In the past two years, Islamophobia in the U.S. has grown to its highest intensity since the aftermath of 9/11. In this political climate of hatred, the azaan is an easy target for vitriol. 

It is loud, yes. If you are near one of the limited number of mosques that broadcast its call, it is hard to ignore. The sound fills the sky, tinny and echoing from the loudspeaker, suggesting some imagined chorus of singers hiding out of sight. It is an attention-grabbing and unwavering display of Islam­—we see this in the way it has been used as a form of protest in the past.

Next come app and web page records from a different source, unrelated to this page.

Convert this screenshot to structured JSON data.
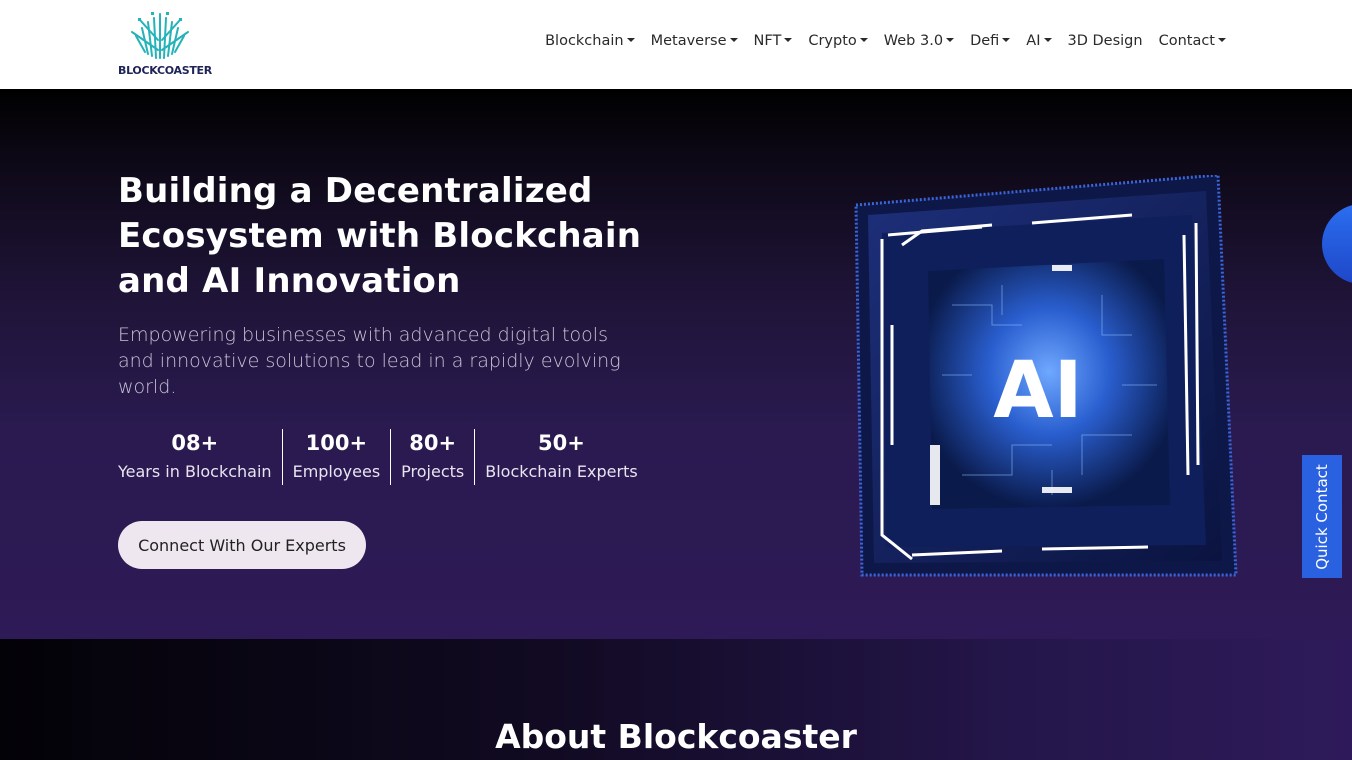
{
  "brand": {
    "name": "BLOCKCOASTER"
  },
  "nav": {
    "items": [
      {
        "label": "Blockchain",
        "dropdown": true
      },
      {
        "label": "Metaverse",
        "dropdown": true
      },
      {
        "label": "NFT",
        "dropdown": true
      },
      {
        "label": "Crypto",
        "dropdown": true
      },
      {
        "label": "Web 3.0",
        "dropdown": true
      },
      {
        "label": "Defi",
        "dropdown": true
      },
      {
        "label": "AI",
        "dropdown": true
      },
      {
        "label": "3D Design",
        "dropdown": false
      },
      {
        "label": "Contact",
        "dropdown": true
      }
    ]
  },
  "hero": {
    "title": "Building a Decentralized Ecosystem with Blockchain and AI Innovation",
    "subtitle": "Empowering businesses with advanced digital tools and innovative solutions to lead in a rapidly evolving world.",
    "stats": [
      {
        "number": "08+",
        "label": "Years in Blockchain"
      },
      {
        "number": "100+",
        "label": "Employees"
      },
      {
        "number": "80+",
        "label": "Projects"
      },
      {
        "number": "50+",
        "label": "Blockchain Experts"
      }
    ],
    "cta_label": "Connect With Our Experts",
    "art_text": "AI"
  },
  "quick_contact": {
    "label": "Quick Contact"
  },
  "about": {
    "title": "About Blockcoaster"
  },
  "colors": {
    "accent_blue": "#2a61e0",
    "hero_purple": "#2e1a56",
    "logo_teal": "#23b3b8",
    "logo_navy": "#1e2358"
  },
  "icons": {
    "logo": "blockcoaster-logo-icon",
    "caret": "chevron-down-icon"
  }
}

So I am completely unsurprised to see that it has been adopted by Islamophobes to stand as evidence for the alleged intrusiveness of Islam. To even have to hear the presence of Muslims in one’s neighborhood is seen as an imposition, as “#Islamic imperialism.” The intolerance towards the azaan as a cultural symbol is a natural extension of the larger project of Islamophobia in this country. And all this, under the guise of #secularism, because the last thing we want is for one religious group to shove their beliefs down all our throats. 

So from the beginning of November to the beginning of January, the streets around me explode with red and gold and Christmas cheer and Nativity scenes. I live near a church with a very large bell, and the air is always ringing with the sound of copper against copper. And all the schools and offices and banks and even government buildings shut down, because it is the joy of Christ. 

Secularism is a wonderful word to throw around. Secularism means the government is separated from any and all religious forces, that it cannot force religious rule upon its people. It does not have much to do with controlling how private institutions or people carry out their religious practices. But when government policy and police forces and state institutions privilege one religious identity over all others, the word secularism begins to buckle under heat and warp to mean something very different. 

What secularism now means: ‘We have normalized the cultural power of white Christianity to such a degree that it is invisible, part of the landscape of this world. We aren’t intrusive, we are the default. Do you even know why the week ends on Sunday? You’ll have to email your professor to request special permission if you want a day off for one of your holy days. One nation, under one God. Now, you stick out like a sore thumb with your foreign religion and your strange language and your customs. We are quiet. You are invasive and unwelcome and much, much too loud.’


I understand that in majority-Muslim countries the azaan may seem omnipresent, and holds a vastly different cultural and political significance. But I have never lived in a country that does not hate Muslims. 

The closest I came was one summer in Istanbul. The city was fasting, so before dinner my mother took me for a walk in Eminonu. The sun began to set, and we waited for it in the growing cold. At the water’s edge, teenagers laughed with selfie-sticks and older men huddled around, smoking. We checked the time, but we knew it was coming soon. And then it started. First, a deep slow voice from the Süleymaniye Mosque, then another calling out from the New Mosque, and then from further away and softer the Rüstem Pasha Mosque. And joining in the chorus last, all the smaller mosques spread out over the city. 

The azaan rang out, and for once I knew what it meant. The prayer that is also a song. The song that is also a salve. The air grew thick with voices so strong that if I had only reached an arm out, they would have pulled me into the sky.  

SHEENA RAZA FAISAL B’18 is looking for the words to sing fearlessly.